• Assigned task
For each line below that contains the string "background", copy that line.
================================
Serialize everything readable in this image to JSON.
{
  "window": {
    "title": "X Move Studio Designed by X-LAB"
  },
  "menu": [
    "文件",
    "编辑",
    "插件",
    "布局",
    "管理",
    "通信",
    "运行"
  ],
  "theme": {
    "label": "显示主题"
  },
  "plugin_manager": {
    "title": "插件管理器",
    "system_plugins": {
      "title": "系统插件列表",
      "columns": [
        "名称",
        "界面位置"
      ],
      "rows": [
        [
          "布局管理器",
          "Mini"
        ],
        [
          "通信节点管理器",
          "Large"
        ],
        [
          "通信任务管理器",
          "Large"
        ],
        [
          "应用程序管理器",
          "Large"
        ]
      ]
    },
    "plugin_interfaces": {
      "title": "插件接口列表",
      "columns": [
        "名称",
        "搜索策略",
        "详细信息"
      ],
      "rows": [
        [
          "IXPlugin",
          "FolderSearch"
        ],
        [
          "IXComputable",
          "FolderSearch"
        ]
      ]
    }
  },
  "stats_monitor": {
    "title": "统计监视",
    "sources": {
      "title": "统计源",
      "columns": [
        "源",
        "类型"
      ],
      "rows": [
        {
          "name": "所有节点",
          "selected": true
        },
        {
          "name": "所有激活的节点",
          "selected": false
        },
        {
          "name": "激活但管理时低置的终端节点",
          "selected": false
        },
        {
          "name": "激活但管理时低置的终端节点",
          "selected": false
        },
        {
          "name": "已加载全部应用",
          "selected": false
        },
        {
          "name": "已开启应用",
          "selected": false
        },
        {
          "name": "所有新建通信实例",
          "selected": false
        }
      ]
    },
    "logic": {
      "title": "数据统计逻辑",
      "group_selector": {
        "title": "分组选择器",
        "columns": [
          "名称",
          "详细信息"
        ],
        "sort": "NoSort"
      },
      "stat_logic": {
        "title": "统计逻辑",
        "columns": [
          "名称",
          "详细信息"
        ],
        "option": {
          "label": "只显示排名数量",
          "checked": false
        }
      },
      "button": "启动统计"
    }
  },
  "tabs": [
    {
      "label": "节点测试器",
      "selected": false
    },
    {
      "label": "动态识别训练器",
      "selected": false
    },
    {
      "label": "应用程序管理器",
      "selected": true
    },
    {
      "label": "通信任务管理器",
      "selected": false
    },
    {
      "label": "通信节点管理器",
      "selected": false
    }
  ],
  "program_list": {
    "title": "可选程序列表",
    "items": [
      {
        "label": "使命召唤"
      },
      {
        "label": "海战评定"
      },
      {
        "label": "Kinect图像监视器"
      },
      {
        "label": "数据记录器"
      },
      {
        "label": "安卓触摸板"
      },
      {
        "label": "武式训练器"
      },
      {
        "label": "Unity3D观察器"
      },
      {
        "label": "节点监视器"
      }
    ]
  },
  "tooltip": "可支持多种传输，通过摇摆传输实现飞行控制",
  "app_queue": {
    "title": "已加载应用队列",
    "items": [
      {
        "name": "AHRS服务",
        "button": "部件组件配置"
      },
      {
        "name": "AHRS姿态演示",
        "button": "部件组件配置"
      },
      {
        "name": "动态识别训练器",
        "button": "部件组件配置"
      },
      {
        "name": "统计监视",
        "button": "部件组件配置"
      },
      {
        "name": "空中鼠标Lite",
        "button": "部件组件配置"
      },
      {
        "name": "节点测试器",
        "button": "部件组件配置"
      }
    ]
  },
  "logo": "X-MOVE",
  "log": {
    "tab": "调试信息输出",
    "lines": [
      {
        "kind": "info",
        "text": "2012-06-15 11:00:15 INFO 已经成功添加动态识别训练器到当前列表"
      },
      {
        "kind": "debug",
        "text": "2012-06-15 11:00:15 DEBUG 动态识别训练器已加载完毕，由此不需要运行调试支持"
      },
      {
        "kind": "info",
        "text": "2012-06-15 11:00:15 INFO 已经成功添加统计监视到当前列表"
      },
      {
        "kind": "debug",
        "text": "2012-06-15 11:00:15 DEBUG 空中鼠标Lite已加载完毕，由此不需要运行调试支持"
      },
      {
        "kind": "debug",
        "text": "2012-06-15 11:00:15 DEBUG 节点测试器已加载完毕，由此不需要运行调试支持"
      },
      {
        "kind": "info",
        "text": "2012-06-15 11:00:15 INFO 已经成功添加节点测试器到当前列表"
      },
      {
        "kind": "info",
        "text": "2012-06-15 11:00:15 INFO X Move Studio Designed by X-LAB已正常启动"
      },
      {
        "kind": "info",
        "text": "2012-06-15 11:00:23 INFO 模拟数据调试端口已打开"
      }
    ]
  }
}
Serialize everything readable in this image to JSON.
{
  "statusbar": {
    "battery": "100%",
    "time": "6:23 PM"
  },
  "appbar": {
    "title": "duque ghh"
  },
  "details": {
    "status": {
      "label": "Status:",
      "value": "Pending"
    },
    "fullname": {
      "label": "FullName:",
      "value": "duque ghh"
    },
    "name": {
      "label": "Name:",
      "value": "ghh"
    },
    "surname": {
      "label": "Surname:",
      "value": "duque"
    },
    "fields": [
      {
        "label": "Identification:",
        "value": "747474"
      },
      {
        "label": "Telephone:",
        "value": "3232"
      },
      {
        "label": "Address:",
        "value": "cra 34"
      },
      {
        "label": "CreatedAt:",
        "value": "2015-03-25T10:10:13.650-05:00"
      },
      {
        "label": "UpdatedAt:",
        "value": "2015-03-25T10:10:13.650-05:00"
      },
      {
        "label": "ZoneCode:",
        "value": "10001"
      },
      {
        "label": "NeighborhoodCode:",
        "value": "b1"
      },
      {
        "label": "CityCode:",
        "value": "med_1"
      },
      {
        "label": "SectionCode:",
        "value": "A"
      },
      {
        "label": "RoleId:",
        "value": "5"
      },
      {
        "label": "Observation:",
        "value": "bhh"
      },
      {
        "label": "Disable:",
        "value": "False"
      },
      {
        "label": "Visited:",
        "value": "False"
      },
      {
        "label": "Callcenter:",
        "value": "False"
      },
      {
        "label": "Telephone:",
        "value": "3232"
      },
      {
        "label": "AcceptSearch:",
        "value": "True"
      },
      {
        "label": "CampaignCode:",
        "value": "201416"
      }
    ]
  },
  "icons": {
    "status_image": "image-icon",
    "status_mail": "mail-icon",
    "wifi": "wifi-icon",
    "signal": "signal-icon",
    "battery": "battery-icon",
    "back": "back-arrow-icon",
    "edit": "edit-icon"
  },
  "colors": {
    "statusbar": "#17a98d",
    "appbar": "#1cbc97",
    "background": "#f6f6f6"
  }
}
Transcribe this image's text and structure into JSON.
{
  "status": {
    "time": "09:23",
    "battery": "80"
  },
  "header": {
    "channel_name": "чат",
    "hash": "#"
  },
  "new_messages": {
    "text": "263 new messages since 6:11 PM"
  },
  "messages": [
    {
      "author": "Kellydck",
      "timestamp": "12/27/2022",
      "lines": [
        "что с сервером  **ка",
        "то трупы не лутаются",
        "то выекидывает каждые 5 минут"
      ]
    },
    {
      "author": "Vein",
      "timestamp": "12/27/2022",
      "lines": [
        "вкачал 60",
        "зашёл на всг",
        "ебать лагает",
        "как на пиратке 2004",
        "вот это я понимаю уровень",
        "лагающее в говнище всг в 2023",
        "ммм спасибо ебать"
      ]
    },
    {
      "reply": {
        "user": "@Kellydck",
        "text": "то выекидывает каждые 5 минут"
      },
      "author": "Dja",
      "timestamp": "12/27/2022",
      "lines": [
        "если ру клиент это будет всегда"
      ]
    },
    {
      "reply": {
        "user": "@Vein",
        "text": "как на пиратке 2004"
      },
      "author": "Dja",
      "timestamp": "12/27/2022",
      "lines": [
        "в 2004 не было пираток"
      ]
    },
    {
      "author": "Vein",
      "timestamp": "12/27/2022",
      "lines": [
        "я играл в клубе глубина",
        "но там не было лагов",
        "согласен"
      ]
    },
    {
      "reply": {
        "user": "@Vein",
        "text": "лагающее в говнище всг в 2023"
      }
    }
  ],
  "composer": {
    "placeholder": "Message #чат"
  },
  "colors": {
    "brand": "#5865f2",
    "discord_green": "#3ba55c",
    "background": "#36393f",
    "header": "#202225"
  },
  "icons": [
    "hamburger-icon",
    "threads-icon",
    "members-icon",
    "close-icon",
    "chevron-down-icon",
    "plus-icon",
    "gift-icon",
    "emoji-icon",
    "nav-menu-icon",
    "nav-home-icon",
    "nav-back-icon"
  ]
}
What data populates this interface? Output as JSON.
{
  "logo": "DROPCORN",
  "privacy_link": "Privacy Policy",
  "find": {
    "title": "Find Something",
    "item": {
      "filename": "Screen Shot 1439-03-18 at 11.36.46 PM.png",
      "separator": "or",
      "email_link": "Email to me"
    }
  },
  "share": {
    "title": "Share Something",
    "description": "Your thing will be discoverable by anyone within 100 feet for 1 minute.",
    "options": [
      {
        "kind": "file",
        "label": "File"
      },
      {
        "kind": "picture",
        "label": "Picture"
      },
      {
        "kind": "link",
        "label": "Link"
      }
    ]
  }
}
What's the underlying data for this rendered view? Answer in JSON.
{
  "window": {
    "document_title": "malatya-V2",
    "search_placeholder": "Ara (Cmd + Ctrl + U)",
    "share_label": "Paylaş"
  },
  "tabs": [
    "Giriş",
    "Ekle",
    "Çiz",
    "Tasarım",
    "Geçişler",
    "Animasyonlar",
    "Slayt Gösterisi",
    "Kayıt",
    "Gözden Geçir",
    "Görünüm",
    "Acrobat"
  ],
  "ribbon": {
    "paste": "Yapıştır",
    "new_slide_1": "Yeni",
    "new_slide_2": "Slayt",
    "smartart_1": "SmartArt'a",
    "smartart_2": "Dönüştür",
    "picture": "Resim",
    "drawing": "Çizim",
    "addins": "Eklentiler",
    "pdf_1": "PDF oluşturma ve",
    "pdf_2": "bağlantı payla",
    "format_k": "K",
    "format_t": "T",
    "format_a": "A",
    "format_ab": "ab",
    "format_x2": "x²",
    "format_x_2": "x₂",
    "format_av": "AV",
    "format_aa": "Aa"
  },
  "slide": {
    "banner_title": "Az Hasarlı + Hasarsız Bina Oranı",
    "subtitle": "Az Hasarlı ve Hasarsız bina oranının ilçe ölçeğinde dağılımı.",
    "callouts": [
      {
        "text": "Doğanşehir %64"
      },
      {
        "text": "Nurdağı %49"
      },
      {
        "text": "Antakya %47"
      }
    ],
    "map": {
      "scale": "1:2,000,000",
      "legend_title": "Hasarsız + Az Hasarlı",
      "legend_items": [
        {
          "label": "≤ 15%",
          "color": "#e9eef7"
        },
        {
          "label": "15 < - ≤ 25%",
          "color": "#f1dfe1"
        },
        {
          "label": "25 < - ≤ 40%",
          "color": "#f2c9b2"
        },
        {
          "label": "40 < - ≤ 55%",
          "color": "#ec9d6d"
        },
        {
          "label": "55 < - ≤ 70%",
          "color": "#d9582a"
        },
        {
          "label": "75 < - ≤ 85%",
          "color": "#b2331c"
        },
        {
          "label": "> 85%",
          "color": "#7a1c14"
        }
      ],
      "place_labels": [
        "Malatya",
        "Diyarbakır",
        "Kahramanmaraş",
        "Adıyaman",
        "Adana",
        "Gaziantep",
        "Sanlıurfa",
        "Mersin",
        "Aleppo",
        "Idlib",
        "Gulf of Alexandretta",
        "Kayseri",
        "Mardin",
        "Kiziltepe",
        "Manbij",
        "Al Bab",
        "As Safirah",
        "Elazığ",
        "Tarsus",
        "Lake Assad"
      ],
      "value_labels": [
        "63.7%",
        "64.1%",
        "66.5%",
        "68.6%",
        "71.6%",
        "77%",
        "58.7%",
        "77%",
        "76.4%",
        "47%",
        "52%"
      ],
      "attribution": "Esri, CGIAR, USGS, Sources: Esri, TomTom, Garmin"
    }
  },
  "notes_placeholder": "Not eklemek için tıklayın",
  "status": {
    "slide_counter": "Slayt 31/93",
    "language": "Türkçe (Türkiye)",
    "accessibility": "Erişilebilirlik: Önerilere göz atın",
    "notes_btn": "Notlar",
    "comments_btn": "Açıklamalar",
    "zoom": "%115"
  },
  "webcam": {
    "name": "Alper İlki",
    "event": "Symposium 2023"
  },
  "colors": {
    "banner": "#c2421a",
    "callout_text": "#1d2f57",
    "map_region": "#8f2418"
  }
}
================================
• Your solution
    "background": "#f6f6f6"
    "background": "#36393f",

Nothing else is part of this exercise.